Some will say that it’s about what you do, hard work! (My father loved that phrase every young student has learned to hate. “ You have to work harder “ was his signature phrase for ending his study of my report card, no matter how well I did). So they ignore the acquisition of vast knowledge and throw themselves into hard work, learning to earn their keep.  They sweat profusely, keeping at it from morning till night, and end up with just a meal ticket at best. Some other folk on the other hand, stand around watching them exert so much man power, and at the end of the day the folk at leisure go home with better pay than those that did the actual work, they call them supervisors (a big name for someone that does nothing but watch others work), and it’s because of what they know (knowledge is power they say).

My arguable submission is that it’s not just about what you know, (as important as it is, since it is the foundation of all we produce), or just about what you do, (although this is what produces the meat, because without it, all else is wishful thinking), but it is an agreeable combination of the two. It has to be a doing something with or about what you know. It will amaze you, if you are honest like me, the amount of knowledge we waste with inactivity. We amass an unimaginable amount of information daily through all manner of media,( from  reading the morning papers at breakfast, to watching two well dressed people  cussing and fighting in traffic or the myriad of books, lectures, seminars and discussions we consume on a daily basis), but we either don’t bother to process them, or even if we do, we don’t bother to do what we learn.  We are all like my dear poor millionaire in one way or another. We know so much about being in good health yet stuff our faces with junk food and treat the gym as if it’s a concentration camp,  We scream about the lawlessness of our government officials, but are willing to break the law at every opportunity we get (I saw you run the red light, don’t even lie). We diligently go to our worship centres, yet come out with no moral conviction or strength of value. We read a lot of self help books, but practise absolutely nothing it suggests. 

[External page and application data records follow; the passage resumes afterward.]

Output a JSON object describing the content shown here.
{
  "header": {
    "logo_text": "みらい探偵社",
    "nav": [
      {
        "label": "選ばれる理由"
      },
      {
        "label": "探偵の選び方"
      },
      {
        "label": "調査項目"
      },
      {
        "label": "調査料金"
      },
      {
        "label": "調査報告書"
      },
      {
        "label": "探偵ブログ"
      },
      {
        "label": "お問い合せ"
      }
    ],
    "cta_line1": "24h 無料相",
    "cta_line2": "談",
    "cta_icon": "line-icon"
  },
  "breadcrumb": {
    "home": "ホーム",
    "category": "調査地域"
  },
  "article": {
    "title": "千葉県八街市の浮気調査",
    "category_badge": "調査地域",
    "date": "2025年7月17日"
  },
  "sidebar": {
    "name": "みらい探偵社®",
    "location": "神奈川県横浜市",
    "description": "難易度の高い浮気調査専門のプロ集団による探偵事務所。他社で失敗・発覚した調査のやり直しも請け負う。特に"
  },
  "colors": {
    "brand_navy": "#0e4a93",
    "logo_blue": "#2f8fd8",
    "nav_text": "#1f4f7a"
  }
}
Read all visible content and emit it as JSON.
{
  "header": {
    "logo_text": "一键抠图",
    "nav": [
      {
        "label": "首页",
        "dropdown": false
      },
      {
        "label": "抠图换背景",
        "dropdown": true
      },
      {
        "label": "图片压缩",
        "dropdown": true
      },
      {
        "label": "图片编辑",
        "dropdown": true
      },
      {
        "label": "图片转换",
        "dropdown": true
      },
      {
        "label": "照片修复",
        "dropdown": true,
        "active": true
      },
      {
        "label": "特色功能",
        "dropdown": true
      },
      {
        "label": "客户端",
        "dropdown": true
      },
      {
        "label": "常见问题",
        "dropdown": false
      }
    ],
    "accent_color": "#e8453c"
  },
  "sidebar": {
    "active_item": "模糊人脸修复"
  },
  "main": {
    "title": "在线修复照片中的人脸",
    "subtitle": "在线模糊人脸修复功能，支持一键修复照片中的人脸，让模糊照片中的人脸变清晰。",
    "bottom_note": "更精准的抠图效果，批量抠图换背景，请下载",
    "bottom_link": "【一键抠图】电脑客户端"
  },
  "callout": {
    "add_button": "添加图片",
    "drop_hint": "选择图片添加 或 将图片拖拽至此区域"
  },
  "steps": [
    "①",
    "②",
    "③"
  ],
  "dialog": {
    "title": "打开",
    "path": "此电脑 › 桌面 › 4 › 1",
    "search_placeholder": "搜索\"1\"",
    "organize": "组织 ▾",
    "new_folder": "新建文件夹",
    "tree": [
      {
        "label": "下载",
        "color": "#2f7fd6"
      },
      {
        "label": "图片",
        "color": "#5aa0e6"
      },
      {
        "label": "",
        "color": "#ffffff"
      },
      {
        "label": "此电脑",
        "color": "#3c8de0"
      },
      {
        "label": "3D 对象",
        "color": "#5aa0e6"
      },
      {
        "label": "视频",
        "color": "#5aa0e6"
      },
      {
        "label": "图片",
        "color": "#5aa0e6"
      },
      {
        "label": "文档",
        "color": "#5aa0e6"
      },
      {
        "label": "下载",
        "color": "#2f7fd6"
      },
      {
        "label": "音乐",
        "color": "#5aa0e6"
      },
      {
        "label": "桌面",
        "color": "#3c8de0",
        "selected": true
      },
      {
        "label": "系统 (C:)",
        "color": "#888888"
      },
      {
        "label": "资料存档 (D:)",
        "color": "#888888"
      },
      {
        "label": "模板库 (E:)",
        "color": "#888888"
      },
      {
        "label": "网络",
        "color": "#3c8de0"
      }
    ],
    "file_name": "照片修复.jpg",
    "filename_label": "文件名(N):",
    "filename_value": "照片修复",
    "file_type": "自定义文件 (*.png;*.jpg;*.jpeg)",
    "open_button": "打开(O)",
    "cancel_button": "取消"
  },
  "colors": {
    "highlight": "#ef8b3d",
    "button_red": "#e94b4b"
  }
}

Success occurs when information is processed by obeying its outlined principles. (Simply put, when you practise what you learn! I wonder why we have a flare for theatrics). So before you rundown the next write up, maybe you should try and act on what it says first ( although some can be outright ridiculous, so sift wisely), or before you write off the road side scuffle as brief entertainment, ask yourself what lesson it has taught you and how practising it can make you a better person. Learn to put yourself on the witness stand daily and ruthlessly cross examine, by asking like a teeth baring prosecutor “what have you done today with what you know?” 

 My success tip....Try and give as much attention to practising what you read as you give to finishing the book, and  slow down the activity to find out if you really know anything about what you are doing.      

'knowledge icon' in image courtesy of Stuart Miles /

Kanayo Aniegboka

Kani is a writer, entrepreneur, blogger, public speaker and an all-round knowledge junkie who likes to view life from different angles.


  1. wow! Awesome. Thank u pastor kani. U know, I've read so many books about how to do particular things, but what do i do? I shout 'wow really? Nice!' then i still go back to my old ways! It's as if we read books just for the sake of reading them. Jeez. This is really nice. The illustration with the book seller did it for me. Wow!

    1. I hope you won’t blank out after this particular WOW (Wink). This is a general problem with most of us, but once we realize it, we should gradually and consistently apply ourselves to more and more of what we read or learn through different systems, until we are practicing all we have been informed with.

  2. Thanks for this needful reminder. You have stated clearly the truth. What I know is good. What I teach is better. But the knowledgr I put to use is what is best for me.

    1. hey!what an apt summary, thank you so much.

    2. hmm very concise summary...ask his/her to let u quote it..when u write ur book...